Alberta is the only western Canadian province in which a production of natural gas and oil has been developed. Natural gas was discovered in 1885, and at present there are seven producing fields and 330 miles of main pipe lines.
Alberta is divided into eight structural provinces; four of these are gas-producing regions, one is prospective, and the others are of no interest as gas areas. The stratigraphic column has three persistent features, namely, the Palaeozoic limestone section, the profound unconformity superimposed on it, and the succeeding Mesozoic section of transgressive-regressive deposits.
The Turner Valley field is the only developed field producing from formations of Palaeozoic age, though there have been significant discoveries suggesting that other fields are present. A theory is advanced in this paper to explain a Palaeozoic origin for the heavy oil and bitumen in the basal sandstones of the Mesozoic. The gas accumulations in the basal sands were later derived from the bitumen and heavy oil. The reserves of gas in Palaeozoic rocks and the basal sands of Mesozoic age are large.
During Mesozoic time there were at least five marine transgressions of the seas, and there is a marked relation between the marine shales and the gas-bearing horizons in rocks of Mesozoic age. Gas is generally found in the sandstones immediately overlying, within, or immediately underlying the marine shales.
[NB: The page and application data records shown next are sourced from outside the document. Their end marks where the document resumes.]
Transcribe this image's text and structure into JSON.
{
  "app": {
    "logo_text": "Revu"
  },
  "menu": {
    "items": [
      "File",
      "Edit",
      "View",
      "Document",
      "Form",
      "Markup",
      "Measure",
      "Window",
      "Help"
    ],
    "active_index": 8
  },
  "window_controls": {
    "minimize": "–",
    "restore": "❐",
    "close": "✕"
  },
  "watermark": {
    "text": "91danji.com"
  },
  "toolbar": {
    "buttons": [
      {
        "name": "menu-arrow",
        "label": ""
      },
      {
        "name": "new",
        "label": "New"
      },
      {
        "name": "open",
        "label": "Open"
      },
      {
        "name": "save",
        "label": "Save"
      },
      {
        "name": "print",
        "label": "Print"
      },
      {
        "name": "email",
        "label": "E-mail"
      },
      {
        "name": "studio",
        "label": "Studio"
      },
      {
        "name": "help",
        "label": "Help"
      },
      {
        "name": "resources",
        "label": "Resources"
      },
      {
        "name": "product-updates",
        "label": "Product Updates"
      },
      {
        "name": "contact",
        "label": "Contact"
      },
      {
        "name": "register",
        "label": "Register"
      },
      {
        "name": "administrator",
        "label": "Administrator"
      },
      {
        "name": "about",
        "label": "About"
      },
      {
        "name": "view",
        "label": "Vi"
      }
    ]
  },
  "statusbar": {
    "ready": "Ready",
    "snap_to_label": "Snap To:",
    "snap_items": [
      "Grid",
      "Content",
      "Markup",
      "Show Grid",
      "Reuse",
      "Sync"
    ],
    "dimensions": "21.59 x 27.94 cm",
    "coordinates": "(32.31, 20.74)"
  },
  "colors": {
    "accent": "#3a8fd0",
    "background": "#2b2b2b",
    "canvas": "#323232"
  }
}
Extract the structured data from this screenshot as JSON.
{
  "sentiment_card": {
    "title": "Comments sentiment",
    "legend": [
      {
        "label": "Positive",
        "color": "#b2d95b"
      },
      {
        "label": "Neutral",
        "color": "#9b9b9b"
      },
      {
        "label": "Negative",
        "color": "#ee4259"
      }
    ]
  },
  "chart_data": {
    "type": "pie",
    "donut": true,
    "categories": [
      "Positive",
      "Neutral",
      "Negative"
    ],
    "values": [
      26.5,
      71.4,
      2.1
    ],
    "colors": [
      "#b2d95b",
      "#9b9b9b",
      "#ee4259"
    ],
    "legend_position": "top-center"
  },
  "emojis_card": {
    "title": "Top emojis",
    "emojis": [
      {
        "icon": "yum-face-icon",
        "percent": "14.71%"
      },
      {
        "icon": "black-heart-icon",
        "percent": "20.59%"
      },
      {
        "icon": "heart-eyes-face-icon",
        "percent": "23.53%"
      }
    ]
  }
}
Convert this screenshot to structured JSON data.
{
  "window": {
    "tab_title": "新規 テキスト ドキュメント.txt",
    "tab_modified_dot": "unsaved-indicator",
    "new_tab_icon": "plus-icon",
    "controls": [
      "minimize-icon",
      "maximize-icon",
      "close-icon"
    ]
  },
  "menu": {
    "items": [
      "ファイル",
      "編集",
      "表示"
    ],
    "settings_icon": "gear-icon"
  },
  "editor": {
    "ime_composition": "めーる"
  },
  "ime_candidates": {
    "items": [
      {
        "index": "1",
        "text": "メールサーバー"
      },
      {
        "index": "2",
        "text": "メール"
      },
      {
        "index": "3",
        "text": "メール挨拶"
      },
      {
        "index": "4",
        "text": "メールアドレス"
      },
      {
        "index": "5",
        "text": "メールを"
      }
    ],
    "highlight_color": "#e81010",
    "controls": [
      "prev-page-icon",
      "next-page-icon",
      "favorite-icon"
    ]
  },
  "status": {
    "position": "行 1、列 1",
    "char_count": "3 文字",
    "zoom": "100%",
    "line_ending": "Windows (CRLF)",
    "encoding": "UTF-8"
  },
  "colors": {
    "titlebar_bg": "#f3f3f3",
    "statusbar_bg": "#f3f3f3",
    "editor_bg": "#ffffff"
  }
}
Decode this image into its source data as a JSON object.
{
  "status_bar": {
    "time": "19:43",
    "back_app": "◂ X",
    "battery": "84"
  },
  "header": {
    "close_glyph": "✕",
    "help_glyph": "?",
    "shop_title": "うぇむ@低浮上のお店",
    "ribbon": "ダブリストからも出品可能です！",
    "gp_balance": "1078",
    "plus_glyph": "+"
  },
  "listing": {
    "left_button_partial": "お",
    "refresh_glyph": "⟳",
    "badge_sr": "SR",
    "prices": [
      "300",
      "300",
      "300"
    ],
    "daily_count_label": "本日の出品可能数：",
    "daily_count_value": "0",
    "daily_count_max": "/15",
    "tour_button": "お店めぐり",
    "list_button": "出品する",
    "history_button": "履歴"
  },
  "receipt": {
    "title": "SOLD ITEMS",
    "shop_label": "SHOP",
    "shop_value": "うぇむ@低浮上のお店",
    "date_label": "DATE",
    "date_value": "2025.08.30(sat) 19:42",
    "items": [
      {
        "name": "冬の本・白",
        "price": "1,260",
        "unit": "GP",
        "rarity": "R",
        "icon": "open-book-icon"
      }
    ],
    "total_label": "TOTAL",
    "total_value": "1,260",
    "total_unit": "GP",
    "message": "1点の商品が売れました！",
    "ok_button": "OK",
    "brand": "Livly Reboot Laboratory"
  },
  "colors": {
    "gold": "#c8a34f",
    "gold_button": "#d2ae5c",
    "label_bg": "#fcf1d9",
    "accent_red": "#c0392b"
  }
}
Gas is found in rocks of Jurassic age in the Southern Plains and the Southern Foothills. The reserves are estimated to be about 80 billion cubic feet. Only small amounts of gas are now produced from Jurassic horizons. Gas is found in marine formations of Comanche age in northern Alberta, but there are no developed fields, and the reserves are unknown. There are three gas-bearing horizons in the Colorado (Gulf series), with several fields, including the Foremost, Viking, and Medicine Hat fields. The possible reserves are large and are probably in excess of 600 billion cubic feet. The Lower Montana and Upper Montana rocks (Gulf series) produce gas over large areas, but the yields are small and the horizons are of minor importance. There are no marine rocks of post-Mesozoic age, and the only gas occurrences are small flows from lacustrine deposits.
The analyses of natural gases in Alberta when arranged according to geologic horizons and localities appear to show an increase in the proportion of higher hydrocarbons to methane in a westerly direction for a given gas-bearing horizon. This may be due to the effect on the source material of increasing metamorphism westward.